On beach access, Larkin wrote, “[C]urrently, there is adequate public access to the beach in the area. The developer’s attorneys have also submitted a legal brief to the City Attorney’s office, explaining that the City staff’s condition requiring pedestrian access through the 5775 Collins Avenue property violates a well-settled U.S. Supreme Court constitutional precedent and is an illegal taking.”
 
Residents and Staff note beach access was provided by two neighboring buildings – the Bath Club and Mei – when they were constructed. Mei resident Mark Bisnow wrote in support of beach access, noting that he and his wife live “literally 20 feet” from his building’s access point “and haven’t been disturbed in the least by people walking along it. Nor do we mind that some extra people find their way to our beach area. Besides the fact it should be their right as fellow citizens, we see the presence of more people as adding life and vitality to the area.”
 
Spending part of the year in Santa Monica, California has given Bisnow another perspective. “We have often noted that Miami Beach seems more welcoming of the public to its beaches than parts of Los Angeles. Driving along Pacific Coast Highway, especially through Malibu, you can go long stretches without seeing the water or being able to get to it, though it’s all theoretically public beach,” he wrote. “In South Beach and much of Mid-Beach, by contrast, there seems to be access almost every block. However, there is one big exception we’ve noticed: There doesn’t seem to be any beach access south of ours at the Mei until you get to the fire station around 53rd. It’s kind of shocking. Miami Beach should be proud of its access and stand its ground to protect it. Please don’t let future generations wonder what Miami Beach was thinking as we wonder today about Los Angeles.”
 
Finally, Bisnow wrote, “I founded the largest commercial real estate publication in the US and in the process came to know many hundreds of developers. I find that most of them are actually very sensitive to community interests, or at least understanding of the need to balance private and public interests. I am quite surprised to hear that the re-developer of the Marlborough property would fight such a natural request as to provide beach access. I am told that when the Mei was being developed (before my time), the developer gladly offered such access.”
 
Both sides are expected to turn out supporters at next week’s meeting. The item will be heard first due to the anticipated level of interest and attendance.
 
City Staff will recommend a continuance of the item until December 5th to work further with the developer on the concerns. In its most recent report, they write, “Staff has met with the applicant and the design team on numerous occasions, yet no design consensus has been reached on the fundamental issue of building orientation.”
 
Expect pushback from the developer on that recommendation. In his statement, Larkin concluded with “We have designed a building that conforms to all of the City of Miami Beach requirements as to orientation on the site, height and setbacks and requires no variances. Multiplan’s team looks forward to presenting the plan at the upcoming Design Review Board meeting.”
 
Full details on the proposal and staff recommendation here.
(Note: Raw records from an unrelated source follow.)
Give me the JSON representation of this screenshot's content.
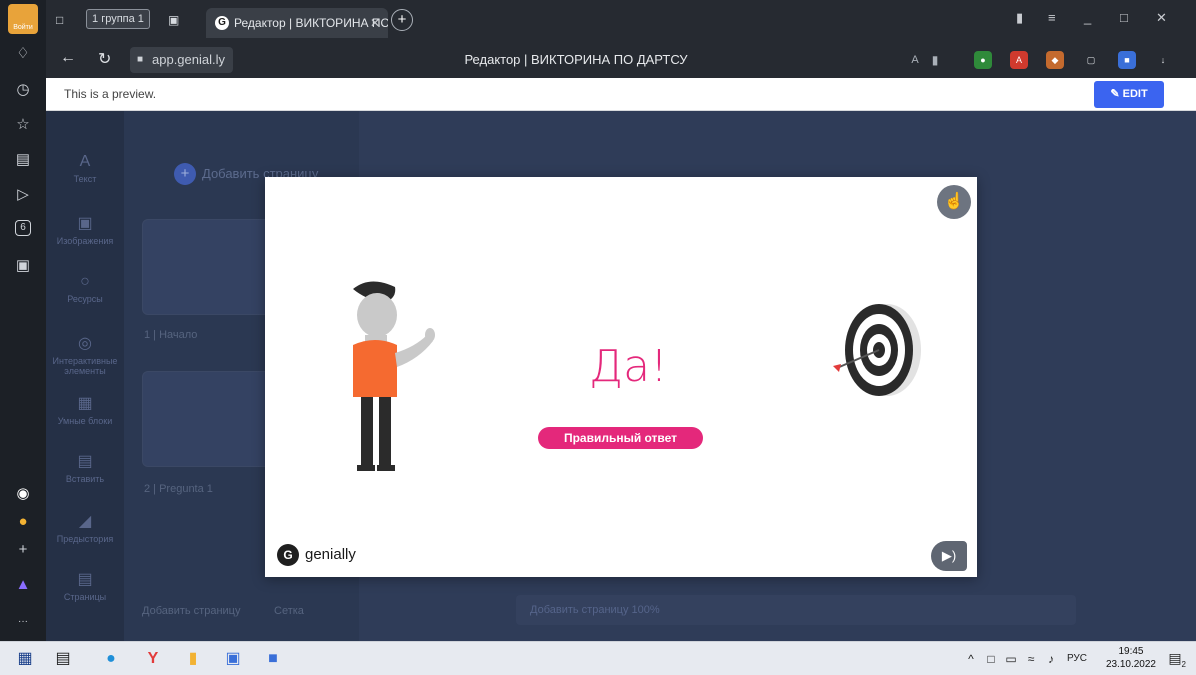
{
  "browser": {
    "login_label": "Войти",
    "tab_group": "группа 1",
    "tab_group_number": "1",
    "active_tab_title": "Редактор | ВИКТОРИНА ПО ДАРТСУ",
    "url": "app.genial.ly",
    "page_title": "Редактор | ВИКТОРИНА ПО ДАРТСУ",
    "rail_badge": "6"
  },
  "preview": {
    "text": "This is a preview.",
    "edit_label": "EDIT"
  },
  "editor": {
    "tools": [
      "Текст",
      "Изображения",
      "Ресурсы",
      "Интерактивные элементы",
      "Умные блоки",
      "Вставить",
      "Предыстория",
      "Страницы"
    ],
    "add_page": "Добавить страницу",
    "pages": [
      "1 | Начало",
      "2 | Pregunta 1"
    ],
    "panel_bottom_add": "Добавить страницу",
    "panel_bottom_grid": "Сетка",
    "bottom_bar": "Добавить страницу   100%"
  },
  "modal": {
    "answer_title": "Да!",
    "answer_badge": "Правильный ответ",
    "brand": "genially"
  },
  "taskbar": {
    "language": "РУС",
    "time": "19:45",
    "date": "23.10.2022",
    "notifications": "2"
  },
  "colors": {
    "accent_pink": "#e4287b",
    "edit_blue": "#3b64f0"
  }
}
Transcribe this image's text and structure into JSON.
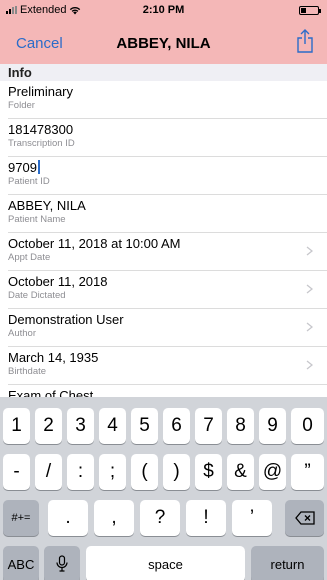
{
  "status": {
    "carrier": "Extended",
    "time": "2:10 PM"
  },
  "nav": {
    "cancel": "Cancel",
    "title": "ABBEY, NILA"
  },
  "section": {
    "title": "Info"
  },
  "rows": [
    {
      "value": "Preliminary",
      "label": "Folder",
      "chevron": false
    },
    {
      "value": "181478300",
      "label": "Transcription ID",
      "chevron": false
    },
    {
      "value": "9709",
      "label": "Patient ID",
      "chevron": false
    },
    {
      "value": "ABBEY, NILA",
      "label": "Patient Name",
      "chevron": false
    },
    {
      "value": "October 11, 2018 at 10:00 AM",
      "label": "Appt Date",
      "chevron": true
    },
    {
      "value": "October 11, 2018",
      "label": "Date Dictated",
      "chevron": true
    },
    {
      "value": "Demonstration User",
      "label": "Author",
      "chevron": true
    },
    {
      "value": "March 14, 1935",
      "label": "Birthdate",
      "chevron": true
    },
    {
      "value": "Exam of Chest",
      "label": "",
      "chevron": false
    }
  ],
  "keyboard": {
    "row1": [
      "1",
      "2",
      "3",
      "4",
      "5",
      "6",
      "7",
      "8",
      "9",
      "0"
    ],
    "row2": [
      "-",
      "/",
      ":",
      ";",
      "(",
      ")",
      "$",
      "&",
      "@",
      "”"
    ],
    "row3_left": "#+=",
    "row3": [
      ".",
      ",",
      "?",
      "!",
      "’"
    ],
    "abc": "ABC",
    "space": "space",
    "return": "return"
  },
  "colors": {
    "nav_bg": "#f4b7b7",
    "accent": "#2a6cc9",
    "keyboard_bg": "#d1d4d9"
  },
  "icons": {
    "share": "share-icon",
    "mic": "microphone-icon",
    "delete": "delete-backward-icon",
    "wifi": "wifi-icon"
  }
}
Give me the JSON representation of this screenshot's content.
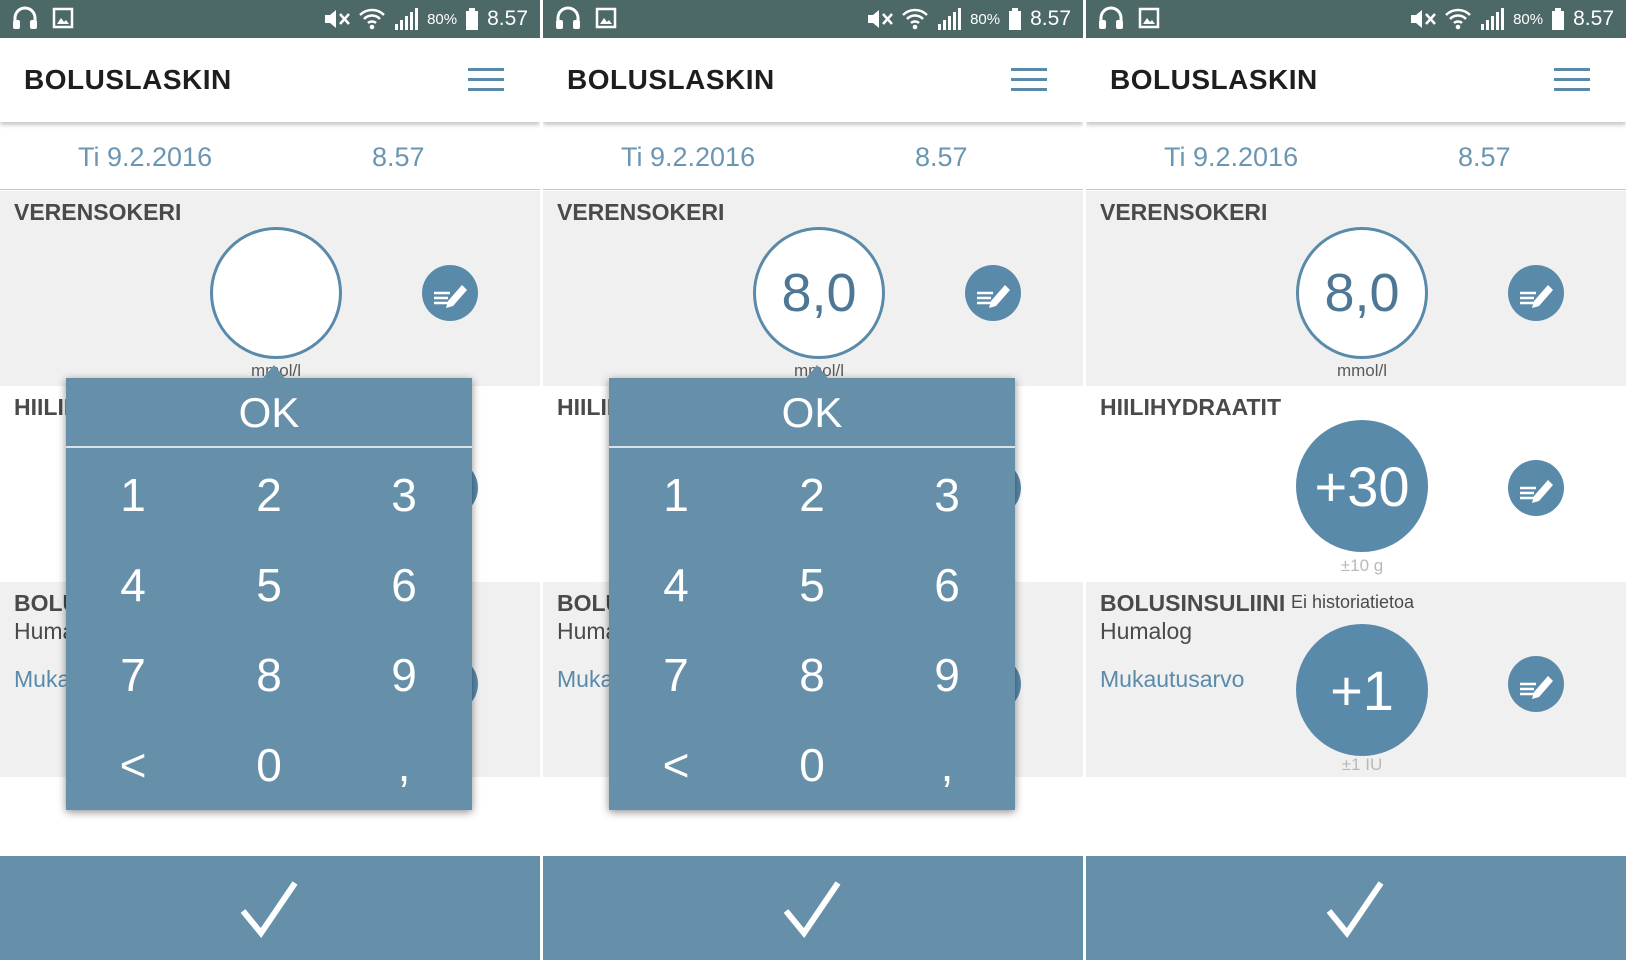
{
  "status_bar": {
    "battery": "80%",
    "time": "8.57"
  },
  "app": {
    "title": "BOLUSLASKIN"
  },
  "date_row": {
    "date": "Ti 9.2.2016",
    "time": "8.57"
  },
  "sections": {
    "blood_sugar": {
      "label": "VERENSOKERI",
      "unit": "mmol/l"
    },
    "carbs": {
      "label": "HIILIHYDRAATIT",
      "unit": "±10 g"
    },
    "insulin": {
      "label": "BOLUSINSULIINI",
      "insulin_name": "Humalog",
      "adjust_link": "Mukautusarvo",
      "no_history": "Ei historiatietoa",
      "unit": "±1 IU"
    }
  },
  "keypad": {
    "ok": "OK",
    "keys": [
      "1",
      "2",
      "3",
      "4",
      "5",
      "6",
      "7",
      "8",
      "9",
      "<",
      "0",
      ","
    ]
  },
  "screens": [
    {
      "blood_sugar_value": "",
      "keypad_open": true
    },
    {
      "blood_sugar_value": "8,0",
      "keypad_open": true
    },
    {
      "blood_sugar_value": "8,0",
      "carbs_value": "+30",
      "insulin_value": "+1",
      "keypad_open": false
    }
  ],
  "colors": {
    "status_bar": "#4c6867",
    "accent": "#6690aa",
    "accent_dark": "#5a8aaa",
    "section_gray": "#f0f0f0",
    "link": "#5a8aaa"
  },
  "icons": [
    "headphones-icon",
    "image-icon",
    "mute-icon",
    "wifi-icon",
    "signal-icon",
    "battery-icon",
    "menu-icon",
    "edit-icon",
    "checkmark-icon"
  ]
}
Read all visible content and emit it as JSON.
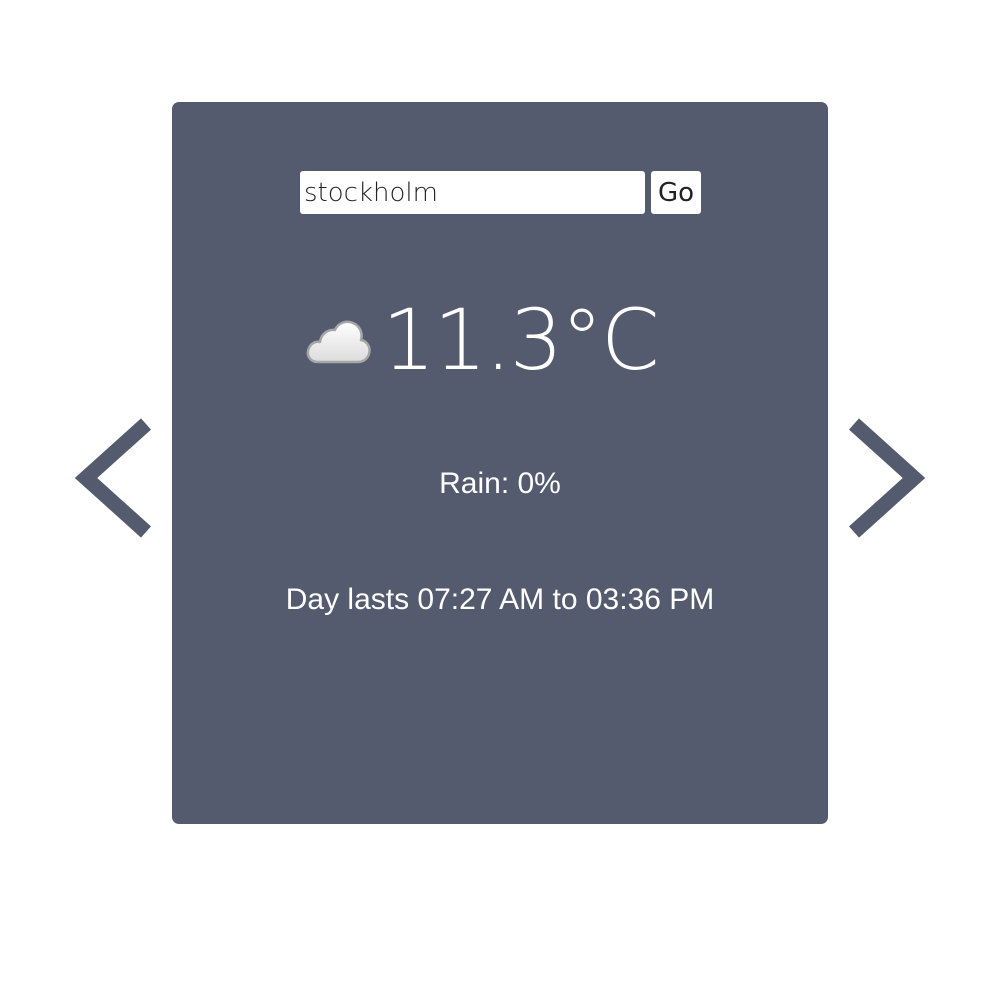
{
  "search": {
    "value": "stockholm",
    "button_label": "Go"
  },
  "weather": {
    "icon": "cloud-icon",
    "temperature": "11.3°C",
    "rain": "Rain: 0%",
    "daylight": "Day lasts 07:27 AM to 03:36 PM"
  },
  "navigation": {
    "prev_icon": "chevron-left-icon",
    "next_icon": "chevron-right-icon"
  },
  "colors": {
    "card_background": "#555b6e",
    "text": "#ffffff",
    "arrow": "#555b6e"
  }
}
Attend in person to make comments or send an email to James Murphy with your thoughts.
 

5775 Collins: DRB wants another look


Susan Askew
Susan Askew
public beach access, view corridors are sticking points

5775 collins avenue action deferred

Oceanfront


Susan Askew
Susan Askew
developer wants more time but says plans won't change